Wednesday, October 21, 2015

Differentiated Sight Word Practice & Freebie

Hi there! Today I am here from K's Classroom Kreations to let you all in on how I use differentiated sight word lists in my first grade classroom. First of all, let me emphasize the importance of learning sight words, or our "see it and say it" words. I teach my students that they need to save their brain power for decoding challenging words. Sight words are often tricky to sound out and are used so frequently that as readers we are more efficient if we just recognize them instantly. 

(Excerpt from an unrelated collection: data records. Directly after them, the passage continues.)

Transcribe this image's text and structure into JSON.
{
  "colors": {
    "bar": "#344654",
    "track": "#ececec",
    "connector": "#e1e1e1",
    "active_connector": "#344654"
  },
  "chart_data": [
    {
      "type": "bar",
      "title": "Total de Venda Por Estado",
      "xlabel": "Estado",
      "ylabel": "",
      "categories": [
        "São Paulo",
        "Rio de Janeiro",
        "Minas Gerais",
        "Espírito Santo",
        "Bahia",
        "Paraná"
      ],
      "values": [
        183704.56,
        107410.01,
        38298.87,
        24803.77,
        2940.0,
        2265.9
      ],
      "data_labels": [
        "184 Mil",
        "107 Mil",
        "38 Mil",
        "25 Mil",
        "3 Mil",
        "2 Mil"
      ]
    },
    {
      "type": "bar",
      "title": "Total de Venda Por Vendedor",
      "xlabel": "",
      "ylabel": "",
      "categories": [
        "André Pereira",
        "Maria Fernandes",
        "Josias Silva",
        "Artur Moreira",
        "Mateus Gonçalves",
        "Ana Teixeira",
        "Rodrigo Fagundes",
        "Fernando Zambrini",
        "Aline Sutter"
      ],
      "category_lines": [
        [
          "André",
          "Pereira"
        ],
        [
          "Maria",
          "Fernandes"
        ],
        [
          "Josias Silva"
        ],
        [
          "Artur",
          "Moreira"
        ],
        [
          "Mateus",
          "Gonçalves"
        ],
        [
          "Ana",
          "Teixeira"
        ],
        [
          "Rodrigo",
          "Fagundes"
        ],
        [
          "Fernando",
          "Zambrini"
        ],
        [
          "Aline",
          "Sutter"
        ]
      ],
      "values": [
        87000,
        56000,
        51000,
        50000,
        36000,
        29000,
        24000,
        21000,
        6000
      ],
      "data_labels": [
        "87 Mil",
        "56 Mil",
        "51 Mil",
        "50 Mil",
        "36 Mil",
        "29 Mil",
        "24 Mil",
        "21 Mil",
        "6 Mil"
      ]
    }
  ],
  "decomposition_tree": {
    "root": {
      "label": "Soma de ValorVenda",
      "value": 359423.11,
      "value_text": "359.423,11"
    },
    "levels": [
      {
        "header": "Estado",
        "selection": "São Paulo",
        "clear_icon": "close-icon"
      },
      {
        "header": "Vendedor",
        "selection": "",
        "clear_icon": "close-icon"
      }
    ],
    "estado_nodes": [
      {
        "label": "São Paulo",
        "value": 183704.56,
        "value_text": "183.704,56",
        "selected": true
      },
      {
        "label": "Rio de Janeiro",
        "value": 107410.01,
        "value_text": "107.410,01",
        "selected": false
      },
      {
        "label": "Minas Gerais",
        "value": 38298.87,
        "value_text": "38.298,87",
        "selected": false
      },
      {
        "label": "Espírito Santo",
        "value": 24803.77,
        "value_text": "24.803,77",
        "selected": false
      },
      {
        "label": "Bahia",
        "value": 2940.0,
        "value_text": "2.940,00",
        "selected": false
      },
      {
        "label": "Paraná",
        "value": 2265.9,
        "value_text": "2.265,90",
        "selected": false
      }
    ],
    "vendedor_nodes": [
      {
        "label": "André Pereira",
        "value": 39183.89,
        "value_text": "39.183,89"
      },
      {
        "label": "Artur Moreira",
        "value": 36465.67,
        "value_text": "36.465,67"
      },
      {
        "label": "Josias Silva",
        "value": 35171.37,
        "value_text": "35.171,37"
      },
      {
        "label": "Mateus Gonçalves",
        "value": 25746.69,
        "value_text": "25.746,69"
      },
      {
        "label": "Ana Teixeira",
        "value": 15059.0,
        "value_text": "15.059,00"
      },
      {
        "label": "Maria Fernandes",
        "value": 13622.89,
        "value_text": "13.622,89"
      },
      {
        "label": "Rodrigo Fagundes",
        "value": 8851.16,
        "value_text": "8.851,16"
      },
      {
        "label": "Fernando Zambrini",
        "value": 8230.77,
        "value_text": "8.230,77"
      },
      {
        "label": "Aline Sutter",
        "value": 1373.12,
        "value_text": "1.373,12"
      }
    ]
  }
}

I start by assessing all of my students on the 220 Dolch Sight Words. Although my county suggests that we start on List 1, I always start with Pre-Primer and Primer words because many of my firsties come in not having mastered these Kindergarten words. My goal is to see where each child is at to help best meet their needs. I do not want to skip over Kindergarten words for those who need them. At the same time, there is no reason to be giving one of my higher readers basic sight words when they need to be challenged like everyone else. 

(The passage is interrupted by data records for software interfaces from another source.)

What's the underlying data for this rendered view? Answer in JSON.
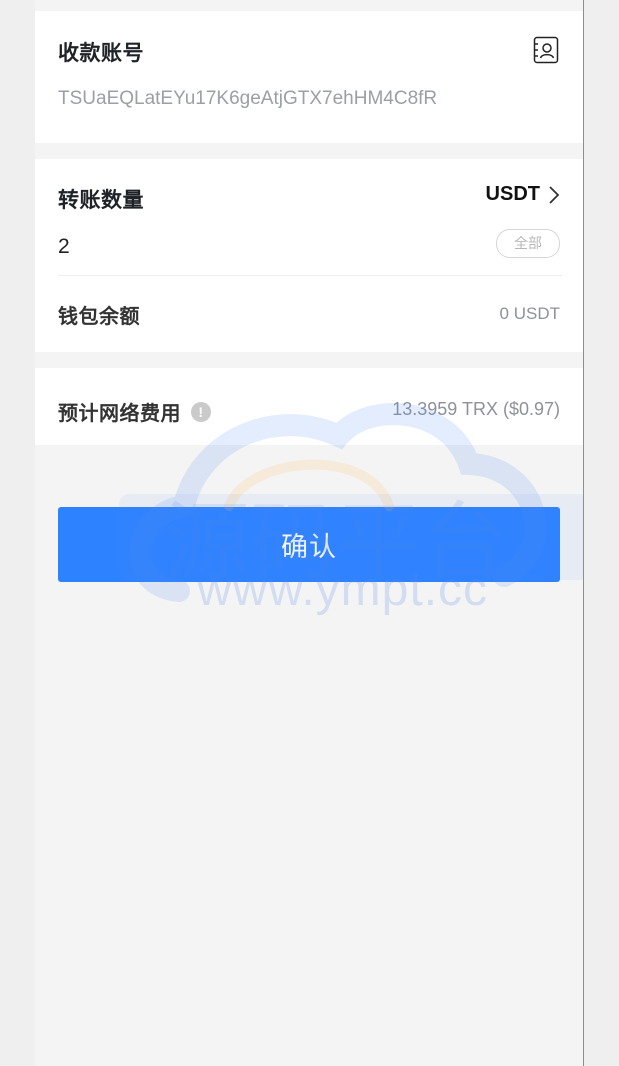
{
  "receive_account": {
    "label": "收款账号",
    "value": "TSUaEQLatEYu17K6geAtjGTX7ehHM4C8fR",
    "icon": "contact-book-icon"
  },
  "transfer": {
    "amount_label": "转账数量",
    "token": "USDT",
    "amount_value": "2",
    "all_button": "全部",
    "balance_label": "钱包余额",
    "balance_value": "0 USDT"
  },
  "fee": {
    "label": "预计网络费用",
    "info_icon": "info-icon",
    "value": "13.3959 TRX ($0.97)"
  },
  "confirm": {
    "label": "确认",
    "color": "#2d82ff"
  },
  "watermark": {
    "text": "www.ympt.cc"
  }
}
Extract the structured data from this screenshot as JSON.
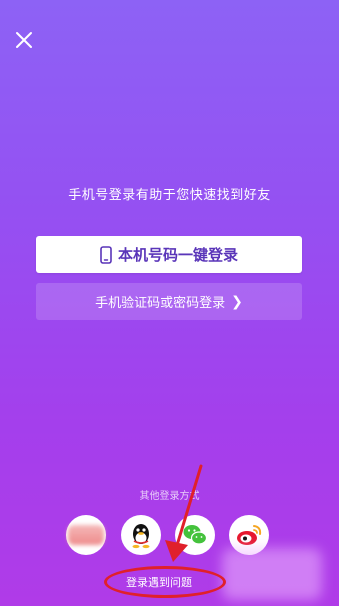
{
  "header": {
    "close_icon": "close-icon"
  },
  "subtitle": "手机号登录有助于您快速找到好友",
  "primary_button": {
    "label": "本机号码一键登录",
    "icon": "phone-icon"
  },
  "secondary_button": {
    "label": "手机验证码或密码登录",
    "chevron": "❯"
  },
  "other_methods": {
    "label": "其他登录方式",
    "providers": [
      "blurred-provider",
      "qq",
      "wechat",
      "weibo"
    ]
  },
  "help_link": "登录遇到问题",
  "annotation_color": "#e0202b"
}
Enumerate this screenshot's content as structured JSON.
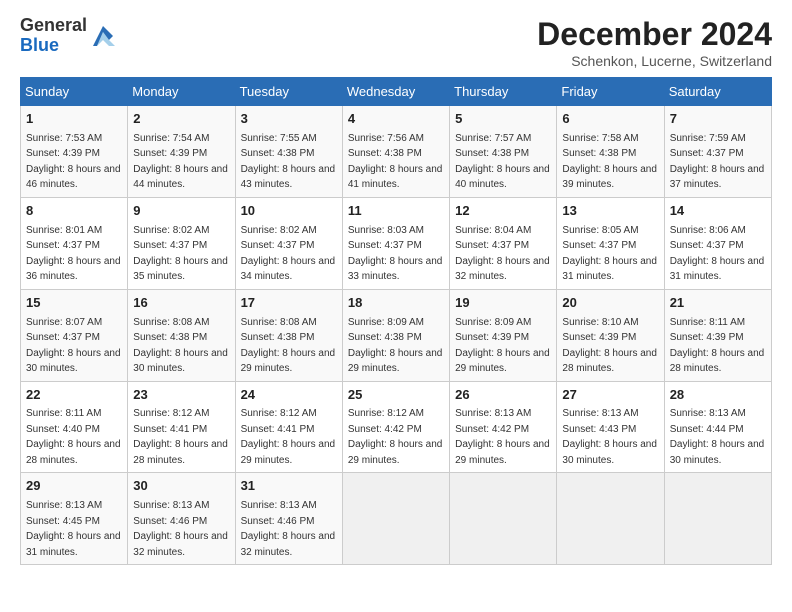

Once I have a baseline, I create Sight Word Rings for each student. I simply hole punch the corner of index cards and use a key ring to attach them together. 



I print a label for the front of each set that encourages parents to practice words daily with their children (in line at the grocery store, in the car, before bed, etc.). For your own FREE copy of the labels (to be printed on Avery 2 inch X 4 inch labels, model  #5163 or plain paper) click the image below. Please note, when printing with Avery Labels, the PDF is formatted at the correct size so you may need to click "Print Actual Size" rather than fit to page, etc.
I then select the first 10 words that the child was unable to read instantly (within 3 seconds) and record one per side of the index cards. For students who are really struggling I do not suggest more than 5 words per week. 

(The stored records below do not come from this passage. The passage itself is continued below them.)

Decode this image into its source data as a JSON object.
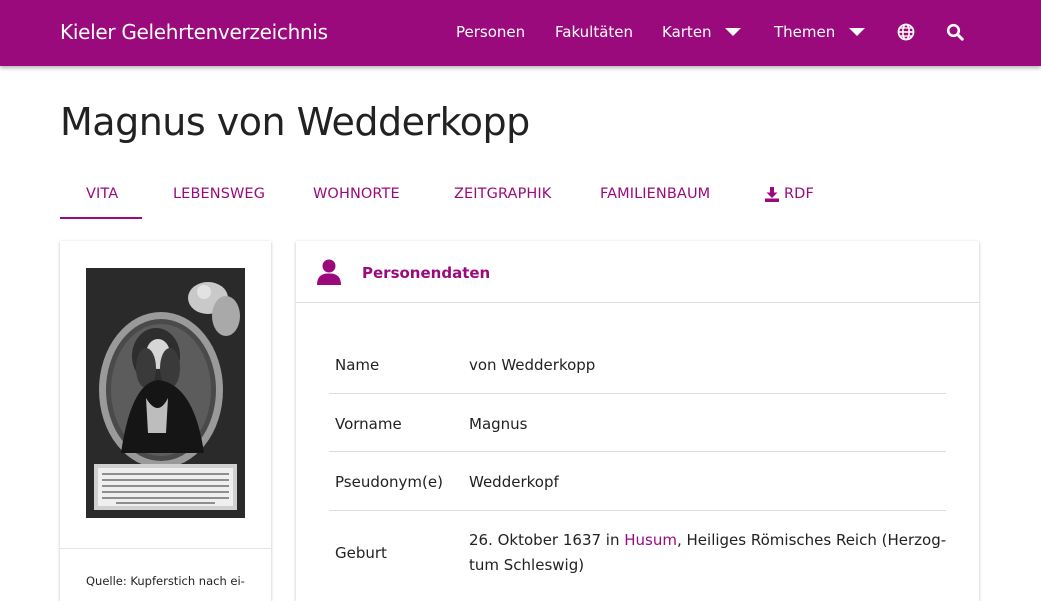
{
  "brand": "Kieler Gelehrtenverzeichnis",
  "nav": {
    "personen": "Personen",
    "fakultaeten": "Fakultäten",
    "karten": "Karten",
    "themen": "Themen"
  },
  "icons": {
    "language": "globe-icon",
    "search": "search-icon",
    "person": "person-icon",
    "download": "download-icon"
  },
  "colors": {
    "accent": "#9b0a7d"
  },
  "page_title": "Magnus von Wedderkopp",
  "tabs": {
    "vita": "Vita",
    "lebensweg": "Lebensweg",
    "wohnorte": "Wohnorte",
    "zeitgraphik": "Zeitgraphik",
    "familienbaum": "Familienbaum",
    "rdf": "RDF"
  },
  "active_tab": "Vita",
  "source_text": "Quelle: Kupferstich nach ei-",
  "card": {
    "title": "Personendaten",
    "rows": [
      {
        "label": "Name",
        "value": "von Wedderkopp"
      },
      {
        "label": "Vorname",
        "value": "Magnus"
      },
      {
        "label": "Pseudonym(e)",
        "value": "Wedderkopf"
      },
      {
        "label": "Geburt",
        "value_prefix": "26. Oktober 1637 in ",
        "value_link": "Husum",
        "value_suffix": ", Heiliges Römisches Reich (Herzog-",
        "value_line2": "tum Schleswig)"
      }
    ]
  }
}
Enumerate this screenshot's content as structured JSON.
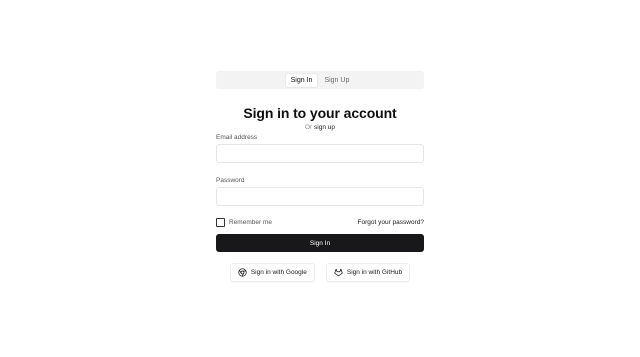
{
  "tabs": [
    {
      "label": "Sign In",
      "active": true
    },
    {
      "label": "Sign Up",
      "active": false
    }
  ],
  "heading": "Sign in to your account",
  "alt_prompt": {
    "prefix": "Or",
    "link": "sign up"
  },
  "email": {
    "label": "Email address",
    "value": "",
    "placeholder": ""
  },
  "password": {
    "label": "Password",
    "value": "",
    "placeholder": ""
  },
  "remember": {
    "label": "Remember me",
    "checked": false
  },
  "forgot_label": "Forgot your password?",
  "submit_label": "Sign In",
  "social": {
    "google": {
      "label": "Sign in with Google",
      "icon": "chrome-icon"
    },
    "github": {
      "label": "Sign in with GitHub",
      "icon": "gitlab-icon"
    }
  },
  "colors": {
    "primary_button": "#18181b",
    "tab_bar": "#f3f3f4",
    "input_border": "#e6e6e8"
  }
}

The 10 words this child would have on their ring are " down, said, where, new, now, out, saw, that, there, they"


In addition to practicing these words during word work time, students take the word ring home each week and bring it back on Friday for assessment. We also practice grade level sight words daily during our morning routine. However, these individualized word ring lists seem to really help the most. Once students master both sides of the index card (I test with the cards out of order for true mastery) I take the card off and then replace it with a new card and the next unknown words on their list. 




Each month I highlight the words they have mastered in a new color on their overall tracking sheet. As you can see, children are able to work at their own level. It does take a decent amount of time to test each child but I usually try to schedule time with a parent volunteer or assistant for this purpose. Once they get the hang of the routine this is a simple yet meaningful task for them. 

Once a student masters all of their Dolch Sight Words (I have 4 first graders already this year!) I begin them on Fry's Top 1000. I start with list one and repeat the same process as before, just adding new lists as needed. I print multiple copies of the pages from this source here and keep them in a folder, all ready to go. 




Well, thats it! I hope you were able to see how easy it is to differentiate your sight word lists to make it a truly meaningful experience for each of your students. For more ideas be sure to check me out on my blog, K's Classroom Kreations



To save this idea for later, Pin here:







1 comments:

  1. I recently found many useful information in your website especially this blog page. Among the lots of comments on your articles. Thanks for sharing.
    Read This

    ReplyDelete